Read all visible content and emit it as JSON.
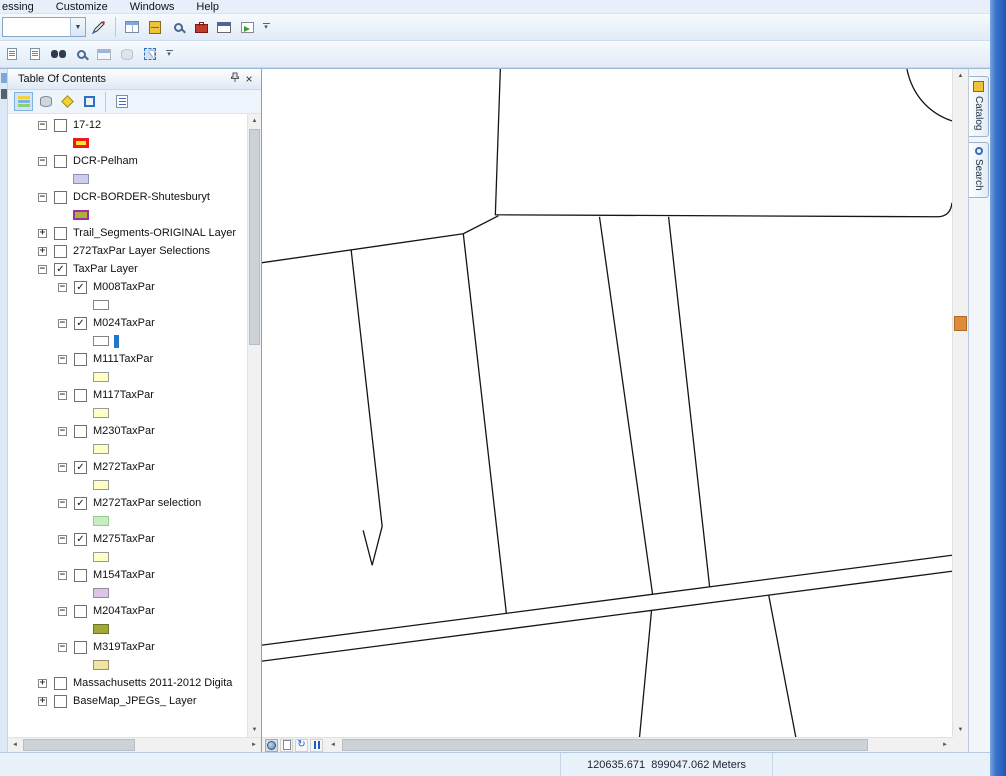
{
  "menu": {
    "items": [
      "essing",
      "Customize",
      "Windows",
      "Help"
    ]
  },
  "icons": {
    "overflow": "▾",
    "combo_arrow": "▼",
    "up": "▲",
    "down": "▼",
    "left": "◄",
    "right": "►",
    "close": "×",
    "refresh": "↻"
  },
  "toolbar1": {
    "combo_value": ""
  },
  "toc": {
    "title": "Table Of Contents",
    "tree": [
      {
        "label": "17-12",
        "exp": "−",
        "check": "",
        "swatch": {
          "fill": "#ffe81e",
          "border": "#f01818",
          "bw": "3px"
        }
      },
      {
        "label": "DCR-Pelham",
        "exp": "−",
        "check": "",
        "swatch": {
          "fill": "#ccccee",
          "border": "#9090b0",
          "bw": "1px"
        }
      },
      {
        "label": "DCR-BORDER-Shutesburyt",
        "exp": "−",
        "check": "",
        "swatch": {
          "fill": "#aab038",
          "border": "#a030a0",
          "bw": "2px"
        }
      },
      {
        "label": "Trail_Segments-ORIGINAL Layer",
        "exp": "+",
        "check": ""
      },
      {
        "label": "272TaxPar Layer Selections",
        "exp": "+",
        "check": ""
      },
      {
        "label": "TaxPar Layer",
        "exp": "−",
        "check": "✓"
      },
      {
        "label": "M008TaxPar",
        "exp": "−",
        "check": "✓",
        "swatch": {
          "fill": "#ffffff",
          "border": "#858585",
          "bw": "1px"
        }
      },
      {
        "label": "M024TaxPar",
        "exp": "−",
        "check": "✓",
        "swatch": {
          "fill": "#ffffff",
          "border": "#858585",
          "bw": "1px"
        },
        "swatch2": {
          "fill": "#2277cc"
        }
      },
      {
        "label": "M111TaxPar",
        "exp": "−",
        "check": "",
        "swatch": {
          "fill": "#ffffc4",
          "border": "#999999",
          "bw": "1px"
        }
      },
      {
        "label": "M117TaxPar",
        "exp": "−",
        "check": "",
        "swatch": {
          "fill": "#ffffc4",
          "border": "#999999",
          "bw": "1px"
        }
      },
      {
        "label": "M230TaxPar",
        "exp": "−",
        "check": "",
        "swatch": {
          "fill": "#ffffc4",
          "border": "#999999",
          "bw": "1px"
        }
      },
      {
        "label": "M272TaxPar",
        "exp": "−",
        "check": "✓",
        "swatch": {
          "fill": "#ffffc4",
          "border": "#999999",
          "bw": "1px"
        }
      },
      {
        "label": "M272TaxPar selection",
        "exp": "−",
        "check": "✓",
        "swatch": {
          "fill": "#c6eec0",
          "border": "#9cc896",
          "bw": "1px"
        }
      },
      {
        "label": "M275TaxPar",
        "exp": "−",
        "check": "✓",
        "swatch": {
          "fill": "#ffffc4",
          "border": "#999999",
          "bw": "1px"
        }
      },
      {
        "label": "M154TaxPar",
        "exp": "−",
        "check": "",
        "swatch": {
          "fill": "#dec4e6",
          "border": "#958a9a",
          "bw": "1px"
        }
      },
      {
        "label": "M204TaxPar",
        "exp": "−",
        "check": "",
        "swatch": {
          "fill": "#a4a838",
          "border": "#6e7226",
          "bw": "1px"
        }
      },
      {
        "label": "M319TaxPar",
        "exp": "−",
        "check": "",
        "swatch": {
          "fill": "#eee6a0",
          "border": "#97906a",
          "bw": "1px"
        }
      },
      {
        "label": "Massachusetts 2011-2012 Digita",
        "exp": "+",
        "check": ""
      },
      {
        "label": "BaseMap_JPEGs_ Layer",
        "exp": "+",
        "check": ""
      }
    ]
  },
  "side_tabs": [
    {
      "label": "Catalog"
    },
    {
      "label": "Search"
    }
  ],
  "statusbar": {
    "coordinates": "120635.671  899047.062 Meters"
  }
}
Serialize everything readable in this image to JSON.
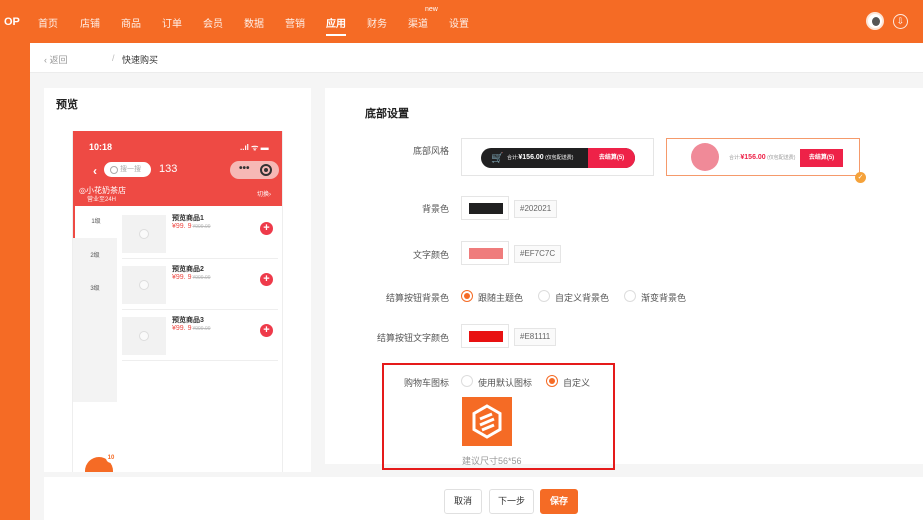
{
  "logo": "OP",
  "nav": {
    "items": [
      "首页",
      "店铺",
      "商品",
      "订单",
      "会员",
      "数据",
      "营销",
      "应用",
      "财务",
      "渠道",
      "设置"
    ],
    "active": "应用",
    "new_badge": "new",
    "help_icon": "download-icon"
  },
  "breadcrumb": {
    "back": "返回",
    "sep": "/",
    "current": "快速购买"
  },
  "preview": {
    "title": "预览",
    "phone": {
      "time": "10:18",
      "status": "..ıl ᯤ ▬",
      "search_placeholder": "搜一搜",
      "count": "133",
      "store_name": "小花奶茶店",
      "store_hours": "营业至24H",
      "switch_label": "切换",
      "categories": [
        "1级",
        "2级",
        "3级"
      ],
      "products": [
        {
          "name": "预览商品1",
          "price": "¥99. 9",
          "original_price": "¥999.99"
        },
        {
          "name": "预览商品2",
          "price": "¥99. 9",
          "original_price": "¥999.99"
        },
        {
          "name": "预览商品3",
          "price": "¥99. 9",
          "original_price": "¥999.99"
        }
      ],
      "cart_badge": "10"
    }
  },
  "settings": {
    "title": "底部设置",
    "bottom_style_label": "底部风格",
    "style_dark": {
      "total_prefix": "合计:",
      "total": "¥156.00",
      "fee_note": "(仅包配送费)",
      "checkout": "去结算(5)"
    },
    "style_light": {
      "total_prefix": "合计:",
      "total": "¥156.00",
      "fee_note": "(仅包配送费)",
      "checkout": "去结算(5)"
    },
    "bg_color_label": "背景色",
    "bg_color": "#202021",
    "text_color_label": "文字颜色",
    "text_color": "#EF7C7C",
    "checkout_bg_label": "结算按钮背景色",
    "checkout_bg_options": [
      "跟随主题色",
      "自定义背景色",
      "渐变背景色"
    ],
    "checkout_bg_selected": 0,
    "checkout_text_color_label": "结算按钮文字颜色",
    "checkout_text_color": "#E81111",
    "cart_icon_label": "购物车图标",
    "cart_icon_options": [
      "使用默认图标",
      "自定义"
    ],
    "cart_icon_selected": 1,
    "size_hint": "建议尺寸56*56"
  },
  "footer": {
    "cancel": "取消",
    "next": "下一步",
    "save": "保存"
  },
  "colors": {
    "brand": "#f56b25",
    "phone_header": "#ee4a44",
    "checkout": "#ee2248",
    "highlight_border": "#e51a1a"
  }
}
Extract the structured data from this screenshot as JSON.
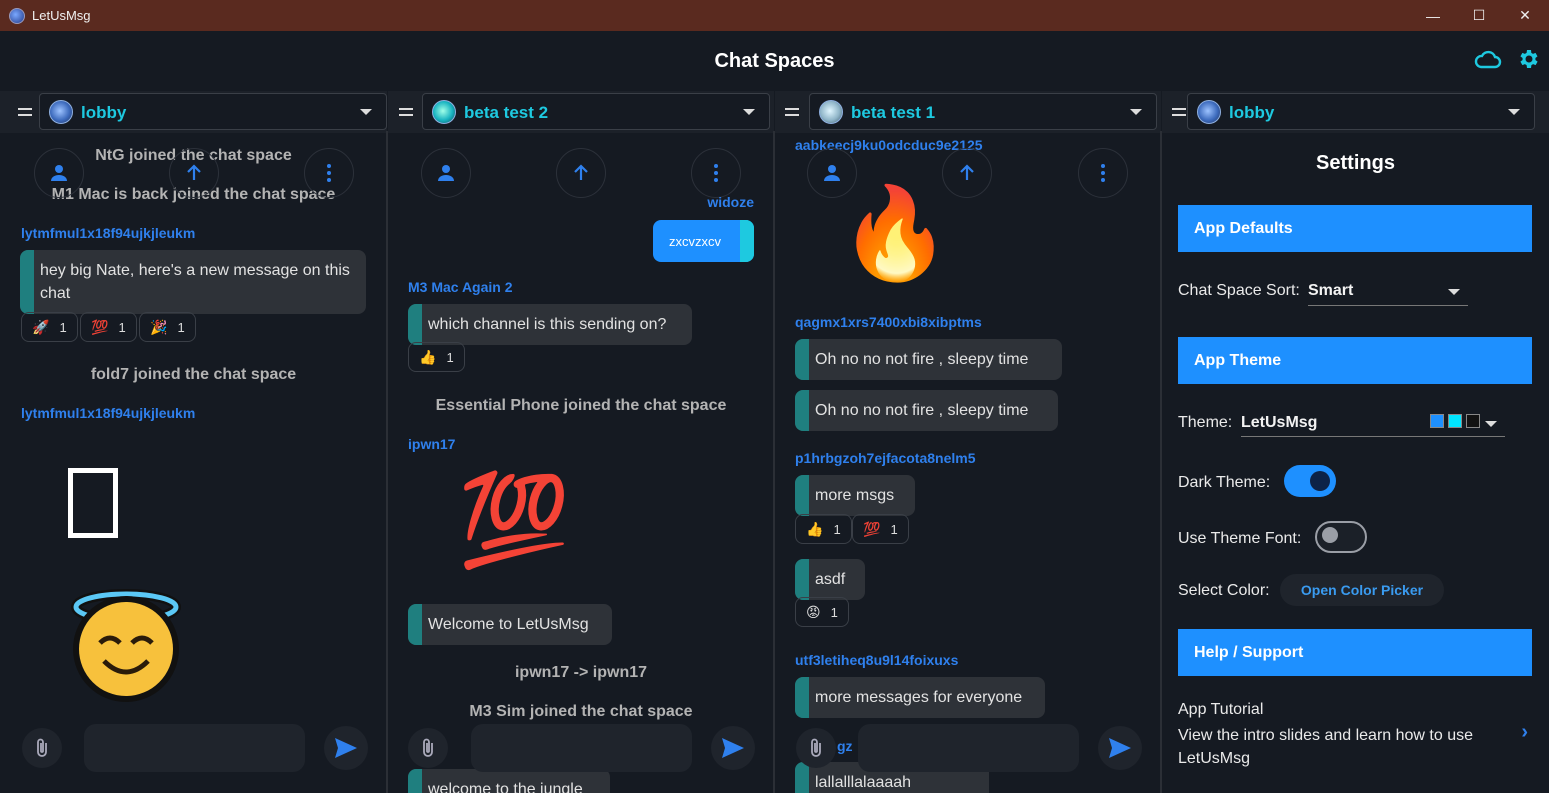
{
  "window": {
    "title": "LetUsMsg",
    "minimize": "—",
    "maximize": "☐",
    "close": "✕"
  },
  "header": {
    "title": "Chat Spaces",
    "cloud_icon": "cloud-icon",
    "settings_icon": "gear-icon"
  },
  "columns": [
    {
      "space": "lobby",
      "messages": {
        "sys1": "NtG joined the chat space",
        "sys2": "M1 Mac is back joined the chat space",
        "user1": "lytmfmul1x18f94ujkjleukm",
        "bubble1": "hey big Nate, here's a new message on this chat",
        "reactions": [
          {
            "emoji": "🚀",
            "count": "1"
          },
          {
            "emoji": "💯",
            "count": "1"
          },
          {
            "emoji": "🎉",
            "count": "1"
          }
        ],
        "sys3": "fold7 joined the chat space",
        "user2": "lytmfmul1x18f94ujkjleukm"
      }
    },
    {
      "space": "beta test 2",
      "messages": {
        "user_right": "widoze",
        "own_bubble": "zxcvzxcv",
        "user1": "M3 Mac Again 2",
        "bubble1": "which channel is this sending on?",
        "reaction1": {
          "emoji": "👍",
          "count": "1"
        },
        "sys1": "Essential Phone joined the chat space",
        "user2": "ipwn17",
        "emoji_big": "💯",
        "bubble2": "Welcome to LetUsMsg",
        "sys2": "ipwn17  ->  ipwn17",
        "sys3": "M3 Sim joined the chat space",
        "bubble3": "welcome to the jungle"
      }
    },
    {
      "space": "beta test 1",
      "messages": {
        "user1": "aabkeecj9ku0odcduc9e2125",
        "emoji_big": "🔥",
        "user2": "qagmx1xrs7400xbi8xibptms",
        "bubble1": "Oh no no not fire , sleepy time",
        "bubble2": "Oh no no not fire , sleepy time",
        "user3": "p1hrbgzoh7ejfacota8nelm5",
        "bubble3": "more msgs",
        "reactions": [
          {
            "emoji": "👍",
            "count": "1"
          },
          {
            "emoji": "💯",
            "count": "1"
          }
        ],
        "bubble4": "asdf",
        "reaction4": {
          "emoji": "😡",
          "count": "1"
        },
        "user4": "utf3letiheq8u9l14foixuxs",
        "bubble5": "more messages for everyone",
        "user5_partial": "gz",
        "bubble6": "lallalllalaaaah"
      }
    },
    {
      "space": "lobby"
    }
  ],
  "settings": {
    "title": "Settings",
    "app_defaults": "App Defaults",
    "sort_label": "Chat Space Sort:",
    "sort_value": "Smart",
    "app_theme": "App Theme",
    "theme_label": "Theme:",
    "theme_value": "LetUsMsg",
    "theme_colors": [
      "#1e90ff",
      "#00e5ff",
      "#121212"
    ],
    "dark_theme_label": "Dark Theme:",
    "dark_theme_on": true,
    "theme_font_label": "Use Theme Font:",
    "theme_font_on": false,
    "select_color_label": "Select Color:",
    "color_picker_button": "Open Color Picker",
    "help": "Help / Support",
    "tutorial_title": "App Tutorial",
    "tutorial_desc": "View the intro slides and learn how to use LetUsMsg"
  },
  "colors": {
    "accent": "#1e90ff",
    "cyan": "#1ec9e0",
    "bg": "#151a22",
    "bubble": "#2e3238",
    "bubble_bar": "#1f7f7f"
  }
}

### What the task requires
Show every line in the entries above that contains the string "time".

### The completed task
      "time": "10:18",
        "bubble1": "Oh no no not fire , sleepy time",
        "bubble2": "Oh no no not fire , sleepy time",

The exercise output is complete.